In the afternoons, they took part in different theme workshops in the Exhibition Centre and in the city. The wide range of possibilities on offer could satisfy the most diverse interests. Some visited the mosque and were welcomed by the mufti; other discovered something of Croatian folk tradition, or the Orthodox Church of Serbia; still others came together to discuss initiatives of human solidarity…
The same passion for reconciliation
Natalia comes from Moscow. Her parents are atheist; she spent eight months as a volunteer in Taizé. She tells how the prayer of the Community helped her to enter into her own Orthodox tradition. Jean-Denis and Sébastien, members of the L’Arche Community at Ambleteuse, in the Pas-de-Calais, particularly liked the small groups and the long evening prayer: an hour of singing, readings, the celebration of light and around the Cross.

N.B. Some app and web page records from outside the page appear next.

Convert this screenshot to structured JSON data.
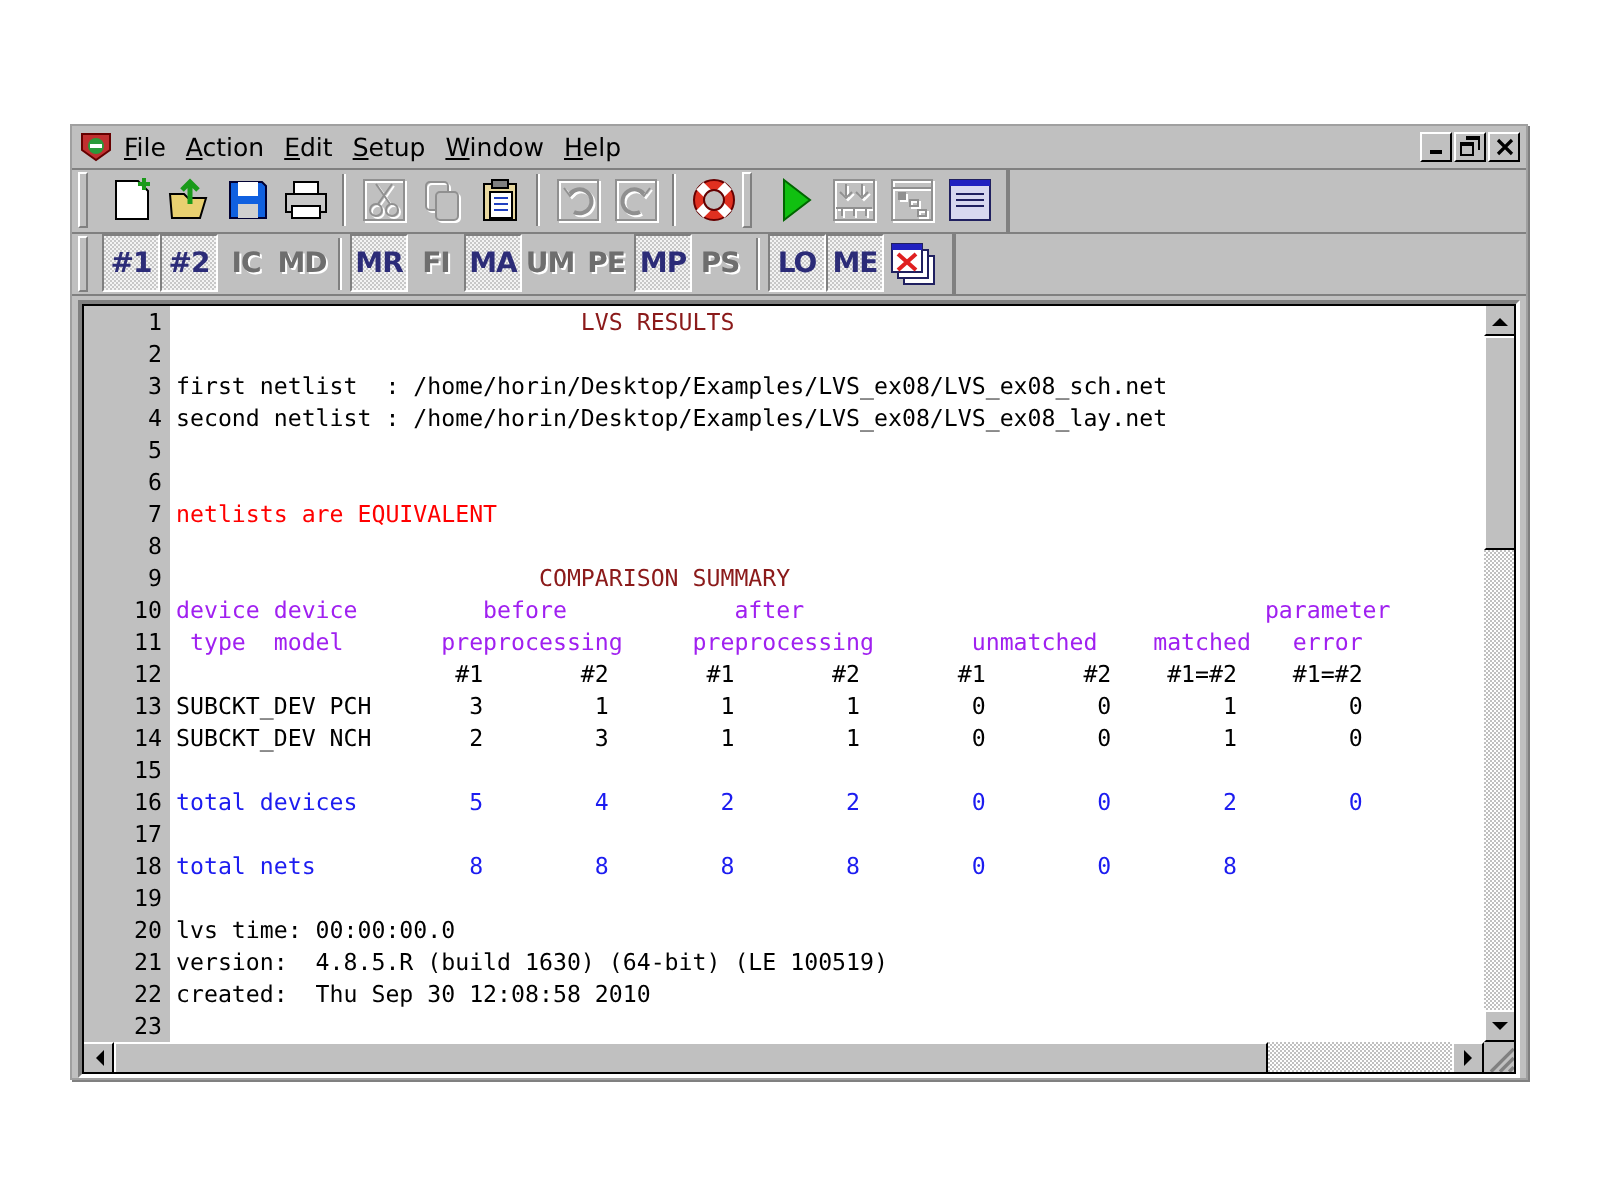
{
  "menu": [
    {
      "label": "File"
    },
    {
      "label": "Action"
    },
    {
      "label": "Edit"
    },
    {
      "label": "Setup"
    },
    {
      "label": "Window"
    },
    {
      "label": "Help"
    }
  ],
  "toolbar_1": [
    {
      "groups": [
        {
          "buttons": [
            {
              "disabled": false
            },
            {
              "disabled": false
            },
            {
              "disabled": false
            },
            {
              "disabled": false
            }
          ]
        },
        {
          "buttons": [
            {
              "disabled": true
            },
            {
              "disabled": true
            },
            {
              "disabled": false
            }
          ]
        },
        {
          "buttons": [
            {
              "disabled": true
            },
            {
              "disabled": true
            }
          ]
        },
        {
          "buttons": [
            {
              "disabled": false
            }
          ]
        }
      ]
    },
    {
      "groups": [
        {
          "buttons": [
            {
              "disabled": false
            },
            {
              "disabled": true
            },
            {
              "disabled": true
            },
            {
              "disabled": false
            }
          ]
        }
      ]
    }
  ],
  "toolbar_2": [
    {
      "groups": [
        {
          "buttons": [
            {
              "kind": "text",
              "label": "#1",
              "on": true
            },
            {
              "kind": "text",
              "label": "#2",
              "on": true
            },
            {
              "kind": "text",
              "label": "IC",
              "on": false
            },
            {
              "kind": "text",
              "label": "MD",
              "on": false
            }
          ]
        },
        {
          "buttons": [
            {
              "kind": "text",
              "label": "MR",
              "on": true
            },
            {
              "kind": "text",
              "label": "FI",
              "on": false
            },
            {
              "kind": "text",
              "label": "MA",
              "on": true
            },
            {
              "kind": "text",
              "label": "UM",
              "on": false
            },
            {
              "kind": "text",
              "label": "PE",
              "on": false
            },
            {
              "kind": "text",
              "label": "MP",
              "on": true
            },
            {
              "kind": "text",
              "label": "PS",
              "on": false
            }
          ]
        },
        {
          "buttons": [
            {
              "kind": "text",
              "label": "LO",
              "on": true
            },
            {
              "kind": "text",
              "label": "ME",
              "on": true
            },
            {
              "kind": "icon"
            }
          ]
        }
      ]
    }
  ],
  "lines": [
    {
      "number": "1",
      "kind": "title",
      "text": "                             LVS RESULTS"
    },
    {
      "number": "2"
    },
    {
      "number": "3",
      "kind": "plain",
      "text": "first netlist  : /home/horin/Desktop/Examples/LVS_ex08/LVS_ex08_sch.net"
    },
    {
      "number": "4",
      "kind": "plain",
      "text": "second netlist : /home/horin/Desktop/Examples/LVS_ex08/LVS_ex08_lay.net"
    },
    {
      "number": "5"
    },
    {
      "number": "6"
    },
    {
      "number": "7",
      "kind": "alert",
      "text": "netlists are EQUIVALENT"
    },
    {
      "number": "8"
    },
    {
      "number": "9",
      "kind": "title",
      "text": "                          COMPARISON SUMMARY"
    },
    {
      "number": "10",
      "kind": "header",
      "text": "device device         before            after                                 parameter"
    },
    {
      "number": "11",
      "kind": "header",
      "text": " type  model       preprocessing     preprocessing       unmatched    matched   error"
    },
    {
      "number": "12",
      "kind": "plain",
      "text": "                    #1       #2       #1       #2       #1       #2    #1=#2    #1=#2"
    },
    {
      "number": "13",
      "kind": "plain",
      "text": "SUBCKT_DEV PCH       3        1        1        1        0        0        1        0"
    },
    {
      "number": "14",
      "kind": "plain",
      "text": "SUBCKT_DEV NCH       2        3        1        1        0        0        1        0"
    },
    {
      "number": "15"
    },
    {
      "number": "16",
      "kind": "total",
      "text": "total devices        5        4        2        2        0        0        2        0"
    },
    {
      "number": "17"
    },
    {
      "number": "18",
      "kind": "total",
      "text": "total nets           8        8        8        8        0        0        8"
    },
    {
      "number": "19"
    },
    {
      "number": "20",
      "kind": "plain",
      "text": "lvs time: 00:00:00.0"
    },
    {
      "number": "21",
      "kind": "plain",
      "text": "version:  4.8.5.R (build 1630) (64-bit) (LE 100519)"
    },
    {
      "number": "22",
      "kind": "plain",
      "text": "created:  Thu Sep 30 12:08:58 2010"
    },
    {
      "number": "23"
    }
  ]
}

Julien and Aude, 22 year old Parisians, are regular participants in the Taizé meetings and the World Youth Days. “The idea is the same;” says Julian, “to bring together the young people and to give them a fresh spiritual boost. But the WYDs are probably more festive, noisier; the Taizé meetings are more silent, more interior.”
“Without the brothers, we would never have met the Serbs”, says Maryan, a young Croatian whose parish welcomed 15 Serbs, the “enemies” of yesterday. “Our history is complicated”, replied discreetly the families to their guests who were rightly curious. “This does not mean forgetting a painful past”, recommended Brother Alois, “but the Gospel calls us to go beyond memory by forgiveness, to interrupt the chain that causes resentment to last.”
With his own personality and much simplicity, Brother Alois has taken over from Brother Roger. The same passion for reconciliation, for unity and peace sustains him. “God never stops looking for our friendship”, he said to the young people as a send off, confiding to them a copy of a Coptic icon of friendship. “And we live this friendship among ourselves as well. Christ unites us in one communion, that of the Church. Let us widen this friendship then, let us go beyond the separations that remain!” The pilgrimage of trust continues. The next stop along the way, in one year’s time: in Geneva.
Bernard Jouanno, in Zagreb (Croatia)
La Croix 1 January 2007
(1) 20,000 Croatians. Also: 8,000 Polish, 1,300 Romanians, 1,000 Ukrainians, 1,500 German speakers. French: 1,800, including three bishops: Mgr Benoît Rivière (Autun, President of the Council for children and youth ministry), Mgr Jean-Yves Riocreux (Pontoise) et Mgr Marc Stenger (Troyes).